MS: What was your view on black advancement?

George Washington Carver: Rising or falling, I believe, is practically inherent in an individual. Races and nations, too: They progress or are held back by the number of individuals who do the right thing. God works in the hearts of men, and the so-called Negro problem will be solved in His own good time, and in His own way.

MS: So African Americans had themselves to blame for not achieving higher status in the South?

GWC: Ya know, I try and avoid public statements on my philosophy and mainly stick to peanuts...


Ghengis Khan: Are you calling me a mongoloid?

MS: No. That's a derogatory term for retard. You're obviously not a retard.
Perhaps the humor--or irony--is going over my head, here. To be clear, Stusser often does use actual quotes from the individuals, so some of these may derive from that method.

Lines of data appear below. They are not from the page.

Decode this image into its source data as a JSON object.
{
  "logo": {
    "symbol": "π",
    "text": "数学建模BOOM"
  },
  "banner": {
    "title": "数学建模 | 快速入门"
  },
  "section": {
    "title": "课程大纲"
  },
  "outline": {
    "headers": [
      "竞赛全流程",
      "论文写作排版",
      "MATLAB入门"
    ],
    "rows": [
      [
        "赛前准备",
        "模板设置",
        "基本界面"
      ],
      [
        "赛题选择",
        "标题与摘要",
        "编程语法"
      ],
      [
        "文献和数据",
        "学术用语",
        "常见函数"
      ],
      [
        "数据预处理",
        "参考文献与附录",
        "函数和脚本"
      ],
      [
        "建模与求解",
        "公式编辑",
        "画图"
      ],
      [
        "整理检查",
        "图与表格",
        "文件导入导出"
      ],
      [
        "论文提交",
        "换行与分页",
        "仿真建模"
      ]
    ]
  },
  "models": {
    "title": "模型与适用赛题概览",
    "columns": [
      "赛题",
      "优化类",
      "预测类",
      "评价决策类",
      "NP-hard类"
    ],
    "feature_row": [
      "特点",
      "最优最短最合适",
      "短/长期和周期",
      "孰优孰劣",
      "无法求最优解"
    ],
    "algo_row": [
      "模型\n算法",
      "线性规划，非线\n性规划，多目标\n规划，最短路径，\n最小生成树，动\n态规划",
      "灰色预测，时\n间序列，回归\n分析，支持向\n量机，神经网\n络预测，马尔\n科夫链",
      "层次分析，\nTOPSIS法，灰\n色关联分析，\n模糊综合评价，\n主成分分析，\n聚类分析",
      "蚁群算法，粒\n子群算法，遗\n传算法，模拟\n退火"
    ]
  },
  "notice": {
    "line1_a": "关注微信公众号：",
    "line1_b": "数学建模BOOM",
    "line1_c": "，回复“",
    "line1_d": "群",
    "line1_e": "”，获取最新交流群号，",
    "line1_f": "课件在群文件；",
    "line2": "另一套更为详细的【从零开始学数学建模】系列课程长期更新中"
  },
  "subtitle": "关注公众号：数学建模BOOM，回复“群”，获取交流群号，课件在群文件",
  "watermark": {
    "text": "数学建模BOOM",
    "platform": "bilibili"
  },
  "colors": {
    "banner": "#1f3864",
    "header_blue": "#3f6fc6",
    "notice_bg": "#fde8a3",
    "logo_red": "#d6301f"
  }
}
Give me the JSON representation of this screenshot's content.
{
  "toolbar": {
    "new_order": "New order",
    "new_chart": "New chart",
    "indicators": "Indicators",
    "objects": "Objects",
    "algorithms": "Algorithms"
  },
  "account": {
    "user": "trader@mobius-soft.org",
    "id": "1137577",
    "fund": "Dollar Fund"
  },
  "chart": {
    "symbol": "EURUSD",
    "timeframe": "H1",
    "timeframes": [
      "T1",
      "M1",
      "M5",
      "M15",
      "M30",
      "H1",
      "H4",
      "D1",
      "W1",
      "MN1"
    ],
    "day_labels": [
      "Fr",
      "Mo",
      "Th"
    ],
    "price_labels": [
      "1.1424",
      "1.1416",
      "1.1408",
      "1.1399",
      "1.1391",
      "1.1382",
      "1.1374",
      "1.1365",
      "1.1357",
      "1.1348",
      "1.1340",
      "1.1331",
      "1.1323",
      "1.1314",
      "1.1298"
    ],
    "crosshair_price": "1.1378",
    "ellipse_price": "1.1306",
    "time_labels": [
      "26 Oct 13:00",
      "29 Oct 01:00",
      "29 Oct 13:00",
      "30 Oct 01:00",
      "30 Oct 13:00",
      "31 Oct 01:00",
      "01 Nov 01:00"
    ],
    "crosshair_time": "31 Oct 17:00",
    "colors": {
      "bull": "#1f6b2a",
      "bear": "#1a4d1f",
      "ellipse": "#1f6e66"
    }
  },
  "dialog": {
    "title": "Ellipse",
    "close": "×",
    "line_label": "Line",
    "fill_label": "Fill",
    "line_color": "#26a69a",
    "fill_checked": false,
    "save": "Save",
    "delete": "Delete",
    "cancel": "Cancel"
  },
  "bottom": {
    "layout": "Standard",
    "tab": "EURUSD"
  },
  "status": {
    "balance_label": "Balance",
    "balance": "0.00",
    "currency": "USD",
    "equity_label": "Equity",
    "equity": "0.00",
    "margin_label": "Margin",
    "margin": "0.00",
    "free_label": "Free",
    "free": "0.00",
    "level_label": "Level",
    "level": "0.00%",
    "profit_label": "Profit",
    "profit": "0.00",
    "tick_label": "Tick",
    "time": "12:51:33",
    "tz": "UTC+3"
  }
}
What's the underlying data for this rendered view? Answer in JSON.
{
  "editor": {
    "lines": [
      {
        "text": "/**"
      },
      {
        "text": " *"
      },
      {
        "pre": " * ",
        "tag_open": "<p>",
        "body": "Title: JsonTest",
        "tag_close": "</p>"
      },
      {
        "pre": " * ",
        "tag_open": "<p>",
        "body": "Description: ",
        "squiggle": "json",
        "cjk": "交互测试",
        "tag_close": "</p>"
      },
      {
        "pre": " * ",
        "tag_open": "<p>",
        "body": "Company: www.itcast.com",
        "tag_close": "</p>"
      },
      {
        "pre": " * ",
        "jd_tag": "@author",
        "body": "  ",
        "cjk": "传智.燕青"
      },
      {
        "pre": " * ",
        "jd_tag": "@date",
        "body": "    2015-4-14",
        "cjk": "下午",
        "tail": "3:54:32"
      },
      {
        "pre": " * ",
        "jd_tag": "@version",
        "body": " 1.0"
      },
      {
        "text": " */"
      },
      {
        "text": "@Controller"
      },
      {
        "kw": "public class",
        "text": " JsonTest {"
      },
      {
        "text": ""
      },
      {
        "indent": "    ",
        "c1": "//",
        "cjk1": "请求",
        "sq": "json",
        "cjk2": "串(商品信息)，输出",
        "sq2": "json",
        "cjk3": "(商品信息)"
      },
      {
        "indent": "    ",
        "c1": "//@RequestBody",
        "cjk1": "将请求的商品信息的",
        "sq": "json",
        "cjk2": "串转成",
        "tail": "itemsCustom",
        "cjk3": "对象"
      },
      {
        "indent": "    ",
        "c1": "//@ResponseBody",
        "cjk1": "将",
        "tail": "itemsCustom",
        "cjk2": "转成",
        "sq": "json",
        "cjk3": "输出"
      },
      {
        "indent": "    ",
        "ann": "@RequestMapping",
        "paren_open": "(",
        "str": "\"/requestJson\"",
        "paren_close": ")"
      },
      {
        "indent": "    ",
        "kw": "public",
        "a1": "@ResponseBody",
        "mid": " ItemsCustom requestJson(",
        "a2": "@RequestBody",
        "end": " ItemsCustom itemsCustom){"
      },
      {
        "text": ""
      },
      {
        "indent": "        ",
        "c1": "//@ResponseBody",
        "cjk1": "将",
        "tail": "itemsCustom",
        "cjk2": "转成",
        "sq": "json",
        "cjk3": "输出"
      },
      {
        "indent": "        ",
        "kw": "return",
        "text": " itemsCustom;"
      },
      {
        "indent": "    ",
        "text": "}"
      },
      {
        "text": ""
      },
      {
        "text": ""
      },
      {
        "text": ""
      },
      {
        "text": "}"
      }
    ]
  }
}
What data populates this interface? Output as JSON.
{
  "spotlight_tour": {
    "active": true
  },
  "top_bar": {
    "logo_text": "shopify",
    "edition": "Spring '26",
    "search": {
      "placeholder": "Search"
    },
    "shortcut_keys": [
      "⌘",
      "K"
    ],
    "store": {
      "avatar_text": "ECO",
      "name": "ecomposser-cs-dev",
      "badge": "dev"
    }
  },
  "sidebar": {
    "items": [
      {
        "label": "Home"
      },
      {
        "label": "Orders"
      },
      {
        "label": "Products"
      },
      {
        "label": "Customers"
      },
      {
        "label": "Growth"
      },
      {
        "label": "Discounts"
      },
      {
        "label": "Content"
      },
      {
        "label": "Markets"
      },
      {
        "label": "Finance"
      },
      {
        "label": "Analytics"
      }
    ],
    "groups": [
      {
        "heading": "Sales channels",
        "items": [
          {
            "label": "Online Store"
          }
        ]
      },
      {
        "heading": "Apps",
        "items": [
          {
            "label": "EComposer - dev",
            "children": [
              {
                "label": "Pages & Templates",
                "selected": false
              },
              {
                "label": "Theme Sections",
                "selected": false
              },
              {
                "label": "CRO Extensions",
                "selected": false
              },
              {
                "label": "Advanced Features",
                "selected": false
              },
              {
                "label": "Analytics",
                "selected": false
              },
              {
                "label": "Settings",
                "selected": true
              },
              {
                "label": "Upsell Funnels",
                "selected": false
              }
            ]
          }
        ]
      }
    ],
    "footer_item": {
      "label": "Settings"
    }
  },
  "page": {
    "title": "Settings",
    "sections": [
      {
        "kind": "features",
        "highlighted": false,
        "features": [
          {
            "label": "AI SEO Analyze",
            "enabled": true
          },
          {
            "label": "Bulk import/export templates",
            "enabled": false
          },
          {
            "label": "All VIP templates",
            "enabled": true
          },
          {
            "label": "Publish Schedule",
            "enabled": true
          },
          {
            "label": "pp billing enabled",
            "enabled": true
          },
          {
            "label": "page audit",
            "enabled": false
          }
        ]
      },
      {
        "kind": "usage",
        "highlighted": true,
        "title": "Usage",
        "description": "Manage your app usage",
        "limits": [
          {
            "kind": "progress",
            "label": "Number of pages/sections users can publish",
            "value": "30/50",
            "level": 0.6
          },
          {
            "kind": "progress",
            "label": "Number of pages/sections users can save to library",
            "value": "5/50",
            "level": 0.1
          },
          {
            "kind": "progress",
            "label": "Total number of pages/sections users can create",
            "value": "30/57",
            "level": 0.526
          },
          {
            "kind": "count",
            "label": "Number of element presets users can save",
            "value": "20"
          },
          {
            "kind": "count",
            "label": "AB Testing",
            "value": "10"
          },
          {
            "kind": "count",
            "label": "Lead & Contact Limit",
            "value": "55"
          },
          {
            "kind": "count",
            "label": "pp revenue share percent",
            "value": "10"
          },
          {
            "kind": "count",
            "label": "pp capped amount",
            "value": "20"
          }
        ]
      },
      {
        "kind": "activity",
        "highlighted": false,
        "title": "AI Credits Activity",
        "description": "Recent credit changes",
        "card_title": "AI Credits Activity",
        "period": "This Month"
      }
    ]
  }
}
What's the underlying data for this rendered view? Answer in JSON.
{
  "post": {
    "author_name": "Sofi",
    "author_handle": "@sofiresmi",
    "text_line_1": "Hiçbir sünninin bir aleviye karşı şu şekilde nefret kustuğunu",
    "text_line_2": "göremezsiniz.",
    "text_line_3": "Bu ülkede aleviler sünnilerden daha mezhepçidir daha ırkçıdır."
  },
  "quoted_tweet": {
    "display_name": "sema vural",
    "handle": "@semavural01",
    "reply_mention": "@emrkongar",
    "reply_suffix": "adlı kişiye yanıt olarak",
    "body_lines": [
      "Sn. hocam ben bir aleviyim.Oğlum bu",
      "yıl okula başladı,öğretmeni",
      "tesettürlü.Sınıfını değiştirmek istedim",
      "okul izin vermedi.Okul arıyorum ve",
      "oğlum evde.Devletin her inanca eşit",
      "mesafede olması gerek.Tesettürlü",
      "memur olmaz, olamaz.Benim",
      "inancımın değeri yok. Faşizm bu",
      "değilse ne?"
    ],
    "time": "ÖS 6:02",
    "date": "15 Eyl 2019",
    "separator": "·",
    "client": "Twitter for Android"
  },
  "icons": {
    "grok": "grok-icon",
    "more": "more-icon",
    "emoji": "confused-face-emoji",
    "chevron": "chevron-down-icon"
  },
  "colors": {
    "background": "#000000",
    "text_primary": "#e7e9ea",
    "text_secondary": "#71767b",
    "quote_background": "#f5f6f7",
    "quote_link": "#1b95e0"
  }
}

But it seems pretty close to the line.

A couple more things. First, stylistically, Stusser sometimes writes in dialect to give voice to many of his subjects (Einstein, Freud, Marx, Mussolini, to name a few)--for example, he will use "zees" for "this." This was distracting to me on the page, though it works better in audio versions of the book. Second, I noted a small editing error. One of Benjamin Franklin's pen names is given as Silence Dogwood (it was "Dogood").

Stusser is good at dispensing with the sort of urban legends and historical myths that have grown up around various figures. For example, he takes down nearly every common myth about George Washington (cherry trees, etc.) and explains that Nostradamus' prophecies were "Full of vague allegory and ambiguity, readers have interpreted them over the centuries for their own purposes and often see what they want to see."

Many of his chapters--those on Thomas Jefferson and George Washington come to mind--would probably serve as an interesting introduction to teenagers of a more nuanced historical picture of these figures. Others, however, are a bit more caricature or even a little "fluffy." (For instance, compare the rough treatment J. Edgar Hoover experienced to the non-judgemental, fluffy interview of Karl Marx--he does take it to Chairman Mao though!). But that's OK. Sometimes Stusser is like Mike Wallace, sometimes he's like Barbara Walters.

In the end, Stusser's The Dead Guy Interviews is entertaining and gets you to think. If you can get past some of the profanity and sex (and small amount of ideological stumping) then I'd recommend it as a good nightstand book or, with some qualifications, as a way to get your teenager more interested in history.

No comments: